Data about app and page elements
·····
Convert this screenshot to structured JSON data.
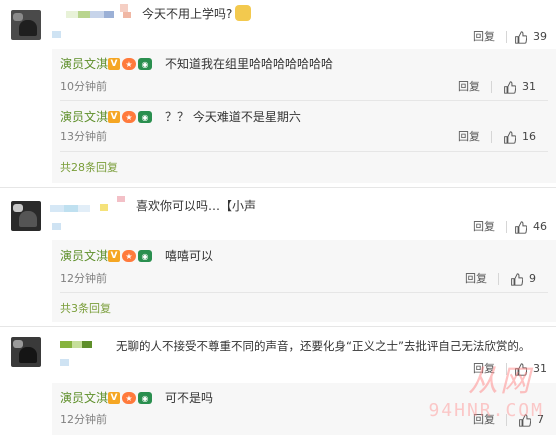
{
  "reply_label": "回复",
  "main_comments": [
    {
      "text": "今天不用上学吗?",
      "likes": "39"
    },
    {
      "text": "喜欢你可以吗…【小声",
      "likes": "46"
    },
    {
      "text": "无聊的人不接受不尊重不同的声音，还要化身“正义之士”去批评自己无法欣赏的。",
      "likes": "31"
    }
  ],
  "sub_replies": [
    {
      "name": "演员文淇",
      "text": "不知道我在组里哈哈哈哈哈哈哈",
      "time": "10分钟前",
      "likes": "31"
    },
    {
      "name": "演员文淇",
      "text": "？？ 今天难道不是星期六",
      "time": "13分钟前",
      "likes": "16"
    },
    {
      "name": "演员文淇",
      "text": "嘻嘻可以",
      "time": "12分钟前",
      "likes": "9"
    },
    {
      "name": "演员文淇",
      "text": "可不是吗",
      "time": "12分钟前",
      "likes": "7"
    }
  ],
  "more_links": [
    "共28条回复",
    "共3条回复"
  ],
  "watermark": {
    "main": "从网",
    "sub": "94HNR.COM"
  },
  "colors": {
    "name_green": "#5e8f2a",
    "link_green": "#7a9e3a",
    "reply_bg": "#f7f7f7"
  }
}
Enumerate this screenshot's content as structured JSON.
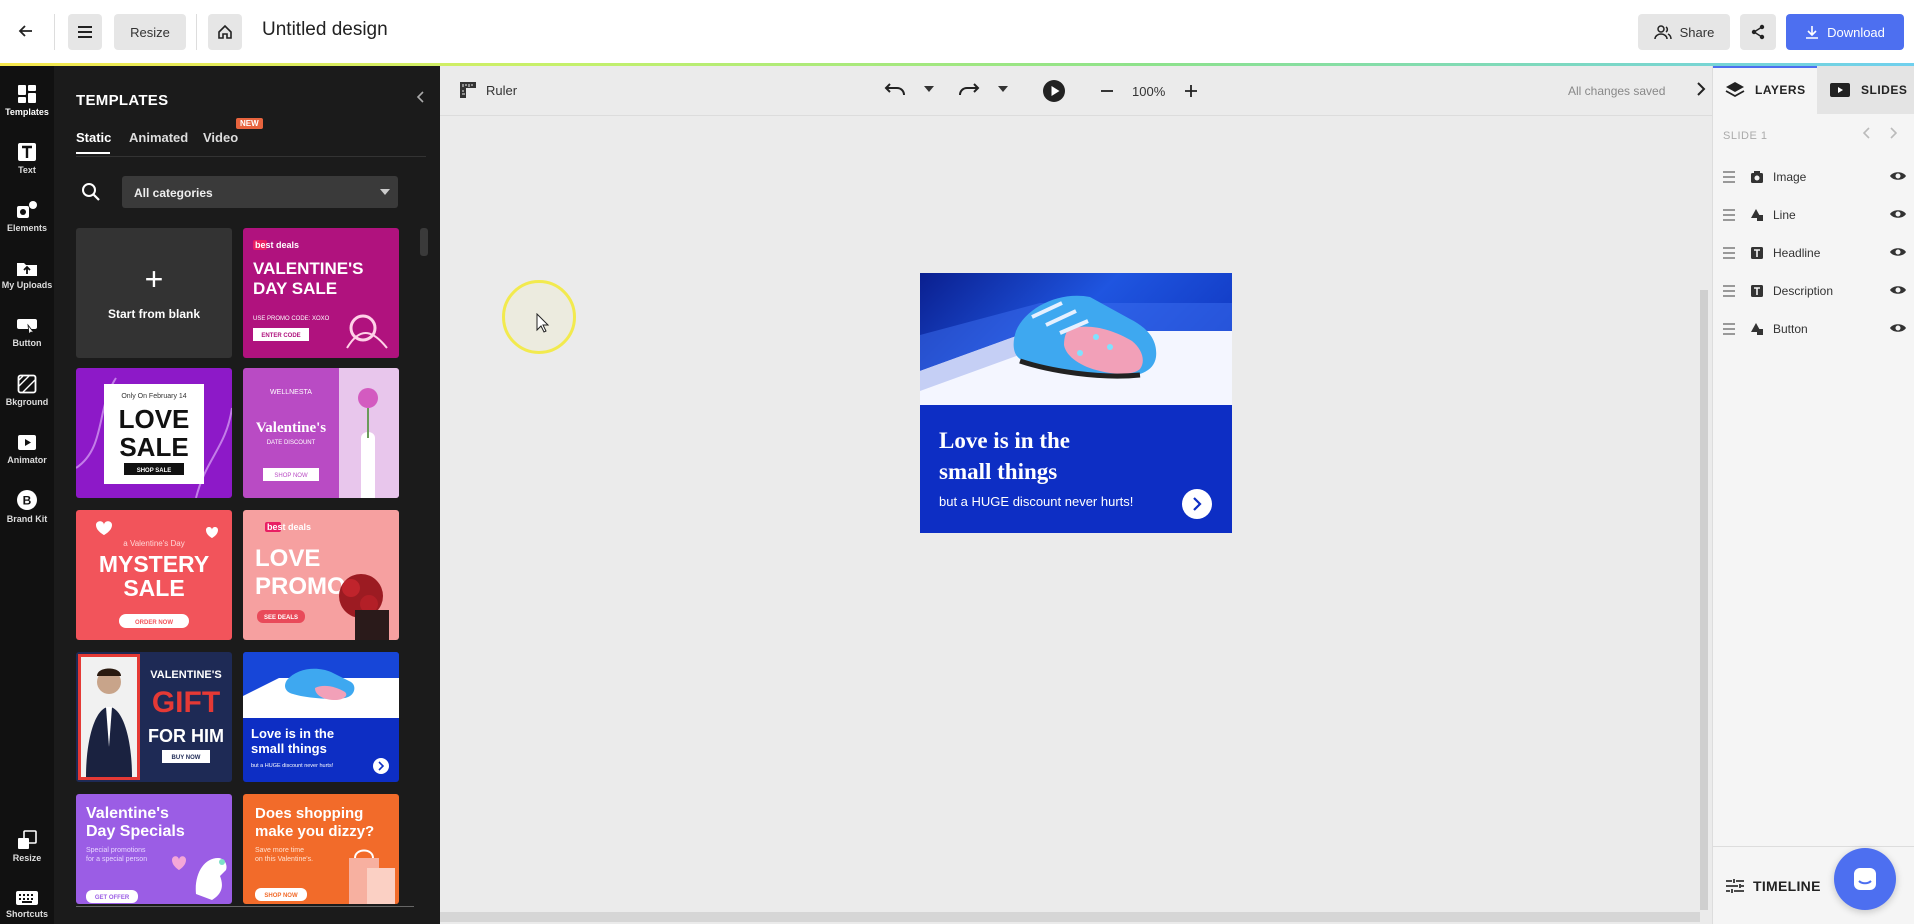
{
  "app": {
    "design_title": "Untitled design",
    "resize_label": "Resize",
    "share_label": "Share",
    "download_label": "Download",
    "accent_color": "#4d6ff0"
  },
  "rail": {
    "items": [
      {
        "label": "Templates",
        "icon": "templates-icon"
      },
      {
        "label": "Text",
        "icon": "text-icon"
      },
      {
        "label": "Elements",
        "icon": "elements-icon"
      },
      {
        "label": "My Uploads",
        "icon": "uploads-icon"
      },
      {
        "label": "Button",
        "icon": "button-icon"
      },
      {
        "label": "Bkground",
        "icon": "background-icon"
      },
      {
        "label": "Animator",
        "icon": "animator-icon"
      },
      {
        "label": "Brand Kit",
        "icon": "brand-kit-icon"
      },
      {
        "label": "Resize",
        "icon": "resize-icon"
      },
      {
        "label": "Shortcuts",
        "icon": "keyboard-icon"
      }
    ]
  },
  "panel": {
    "title": "TEMPLATES",
    "tabs": [
      {
        "label": "Static",
        "active": true
      },
      {
        "label": "Animated",
        "active": false
      },
      {
        "label": "Video",
        "active": false
      }
    ],
    "new_badge": "NEW",
    "category_select": "All categories",
    "blank_label": "Start from blank",
    "templates": [
      {
        "lines": [
          "best deals",
          "VALENTINE'S",
          "DAY SALE",
          "USE PROMO CODE: XOXO",
          "ENTER CODE"
        ],
        "bg": "#b0127e"
      },
      {
        "lines": [
          "Only On February 14",
          "LOVE",
          "SALE",
          "SHOP SALE"
        ],
        "bg": "#8d19c8"
      },
      {
        "lines": [
          "WELLNESTA",
          "Valentine's",
          "DATE DISCOUNT",
          "SHOP NOW"
        ],
        "bg": "#b94bc4"
      },
      {
        "lines": [
          "a Valentine's Day",
          "MYSTERY",
          "SALE",
          "ORDER NOW"
        ],
        "bg": "#f2545b"
      },
      {
        "lines": [
          "best deals",
          "LOVE",
          "PROMO",
          "SEE DEALS"
        ],
        "bg": "#f6a0a0"
      },
      {
        "lines": [
          "VALENTINE'S",
          "GIFT",
          "FOR HIM",
          "BUY NOW"
        ],
        "bg": "#1e2a55"
      },
      {
        "lines": [
          "Love is in the",
          "small things",
          "but a HUGE discount never hurts!"
        ],
        "bg": "#0d2ec4"
      },
      {
        "lines": [
          "Valentine's",
          "Day Specials",
          "Special promotions",
          "for a special person",
          "GET OFFER"
        ],
        "bg": "#9b5de5"
      },
      {
        "lines": [
          "Does shopping",
          "make you dizzy?",
          "Save more time",
          "on this Valentine's.",
          "SHOP NOW"
        ],
        "bg": "#f26b2a"
      }
    ]
  },
  "toolbar": {
    "ruler_label": "Ruler",
    "zoom": "100%",
    "save_status": "All changes saved"
  },
  "design": {
    "headline_line1": "Love is in the",
    "headline_line2": "small things",
    "description": "but a HUGE discount never hurts!",
    "bg_color": "#0d2ec4"
  },
  "right_panel": {
    "layers_tab": "LAYERS",
    "slides_tab": "SLIDES",
    "slide_label": "SLIDE 1",
    "layers": [
      {
        "name": "Image",
        "icon": "camera-icon"
      },
      {
        "name": "Line",
        "icon": "shapes-icon"
      },
      {
        "name": "Headline",
        "icon": "text-icon"
      },
      {
        "name": "Description",
        "icon": "text-icon"
      },
      {
        "name": "Button",
        "icon": "shapes-icon"
      }
    ],
    "timeline_label": "TIMELINE"
  }
}
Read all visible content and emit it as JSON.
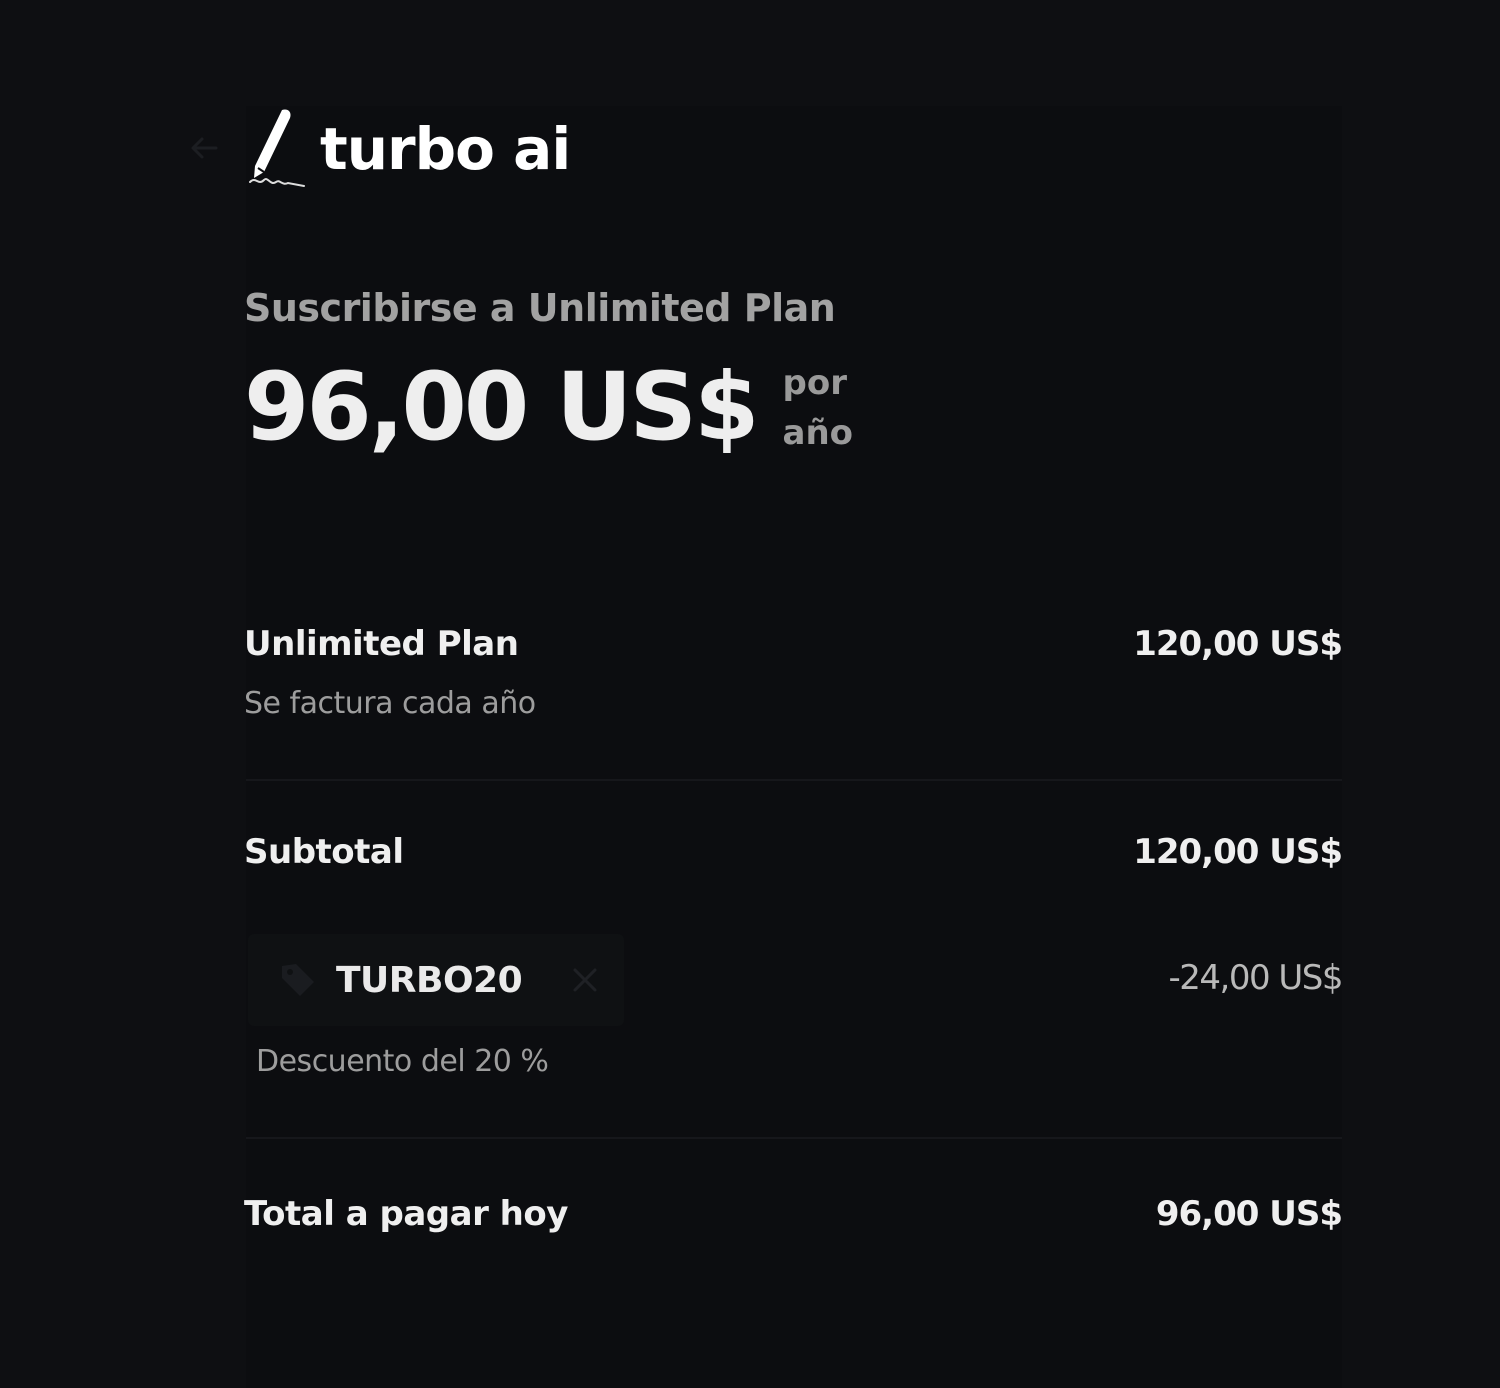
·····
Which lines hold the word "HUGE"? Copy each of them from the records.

#### [RESULT OF THE TASK]
          "but a HUGE discount never hurts!"
    "description": "but a HUGE discount never hurts!",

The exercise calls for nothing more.